BEGIN SUPPLIED RECORDS

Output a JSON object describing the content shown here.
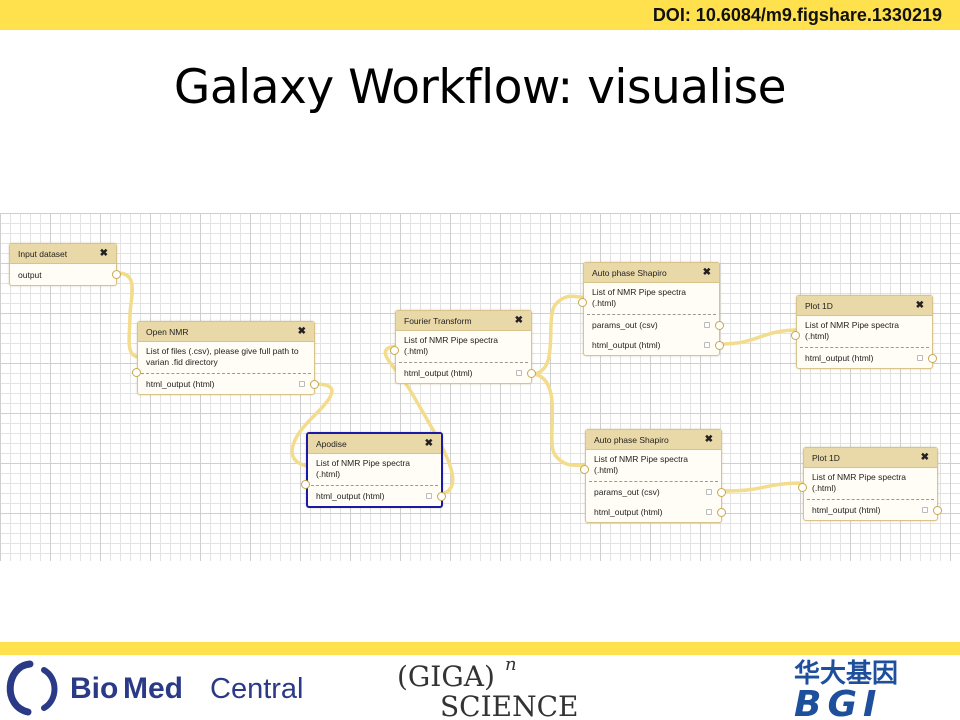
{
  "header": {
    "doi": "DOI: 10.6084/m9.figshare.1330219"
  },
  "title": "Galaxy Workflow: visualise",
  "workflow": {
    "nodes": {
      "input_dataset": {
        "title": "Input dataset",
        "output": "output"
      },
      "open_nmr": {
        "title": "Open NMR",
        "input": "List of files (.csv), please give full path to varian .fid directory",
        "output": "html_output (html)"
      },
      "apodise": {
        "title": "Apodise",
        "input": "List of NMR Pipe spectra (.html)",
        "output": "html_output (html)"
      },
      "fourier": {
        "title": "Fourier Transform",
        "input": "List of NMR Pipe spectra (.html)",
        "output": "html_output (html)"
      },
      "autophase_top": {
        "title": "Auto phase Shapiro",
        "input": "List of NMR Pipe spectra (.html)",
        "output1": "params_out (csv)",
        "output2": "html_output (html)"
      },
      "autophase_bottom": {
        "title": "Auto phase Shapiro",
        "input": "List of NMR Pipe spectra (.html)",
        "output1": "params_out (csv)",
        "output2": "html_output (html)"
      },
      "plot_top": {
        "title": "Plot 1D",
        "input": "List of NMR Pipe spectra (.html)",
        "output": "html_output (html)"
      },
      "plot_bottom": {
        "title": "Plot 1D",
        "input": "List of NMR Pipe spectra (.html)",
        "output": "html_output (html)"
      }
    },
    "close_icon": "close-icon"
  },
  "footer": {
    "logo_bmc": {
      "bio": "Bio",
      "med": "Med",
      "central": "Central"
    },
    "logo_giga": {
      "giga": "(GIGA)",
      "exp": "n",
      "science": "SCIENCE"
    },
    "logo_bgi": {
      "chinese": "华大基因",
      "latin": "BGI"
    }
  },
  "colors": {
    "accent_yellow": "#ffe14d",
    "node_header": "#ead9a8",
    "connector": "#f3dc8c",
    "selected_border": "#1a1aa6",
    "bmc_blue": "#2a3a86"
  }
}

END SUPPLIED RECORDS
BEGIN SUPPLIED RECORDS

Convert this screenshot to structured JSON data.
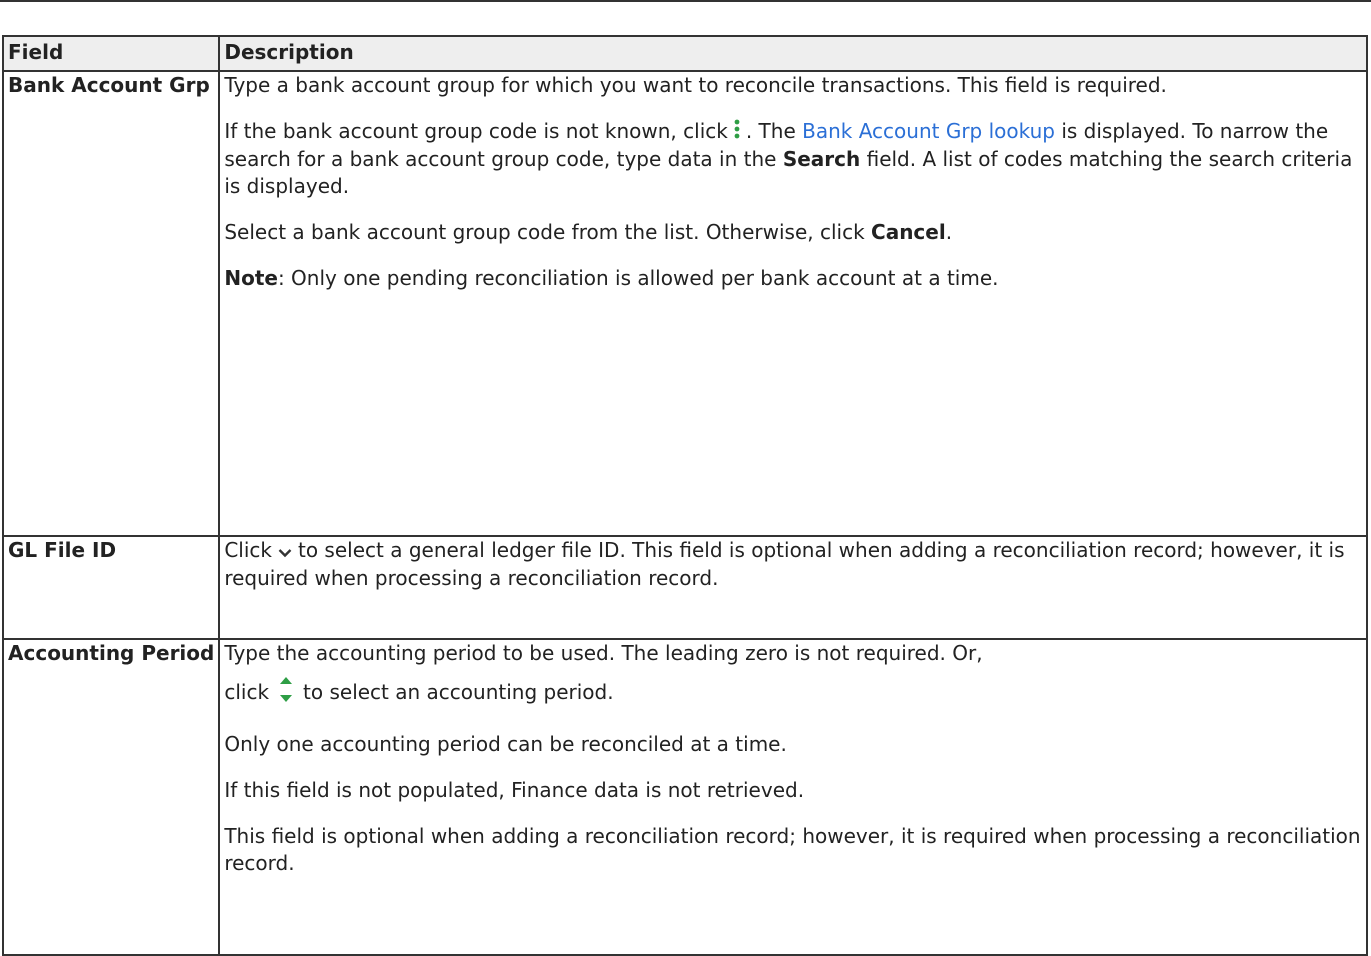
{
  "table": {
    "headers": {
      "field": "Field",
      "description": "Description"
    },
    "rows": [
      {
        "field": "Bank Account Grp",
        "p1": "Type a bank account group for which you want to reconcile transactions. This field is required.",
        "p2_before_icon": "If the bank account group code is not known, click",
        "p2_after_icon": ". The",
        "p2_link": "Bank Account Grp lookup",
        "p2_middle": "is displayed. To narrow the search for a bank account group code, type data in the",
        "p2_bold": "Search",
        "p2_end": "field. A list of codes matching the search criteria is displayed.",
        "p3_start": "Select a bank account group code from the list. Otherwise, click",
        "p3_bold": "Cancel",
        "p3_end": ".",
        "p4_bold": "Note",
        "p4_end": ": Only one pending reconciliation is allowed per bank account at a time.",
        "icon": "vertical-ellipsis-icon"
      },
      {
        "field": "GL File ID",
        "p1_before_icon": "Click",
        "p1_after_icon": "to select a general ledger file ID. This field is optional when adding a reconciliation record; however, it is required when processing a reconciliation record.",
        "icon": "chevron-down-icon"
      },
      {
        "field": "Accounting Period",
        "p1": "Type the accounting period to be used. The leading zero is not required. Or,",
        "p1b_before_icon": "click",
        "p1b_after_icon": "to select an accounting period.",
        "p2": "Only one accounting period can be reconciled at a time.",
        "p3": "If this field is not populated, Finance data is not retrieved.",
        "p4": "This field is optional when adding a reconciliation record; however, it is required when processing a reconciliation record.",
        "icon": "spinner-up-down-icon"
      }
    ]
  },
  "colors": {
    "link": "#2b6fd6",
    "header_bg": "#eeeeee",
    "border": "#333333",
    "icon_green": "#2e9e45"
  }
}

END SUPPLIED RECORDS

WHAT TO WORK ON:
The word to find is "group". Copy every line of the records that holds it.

COMPLETED TASK:
        "p1": "Type a bank account group for which you want to reconcile transactions. This field is required.",
        "p2_before_icon": "If the bank account group code is not known, click",
        "p2_middle": "is displayed. To narrow the search for a bank account group code, type data in the",
        "p3_start": "Select a bank account group code from the list. Otherwise, click",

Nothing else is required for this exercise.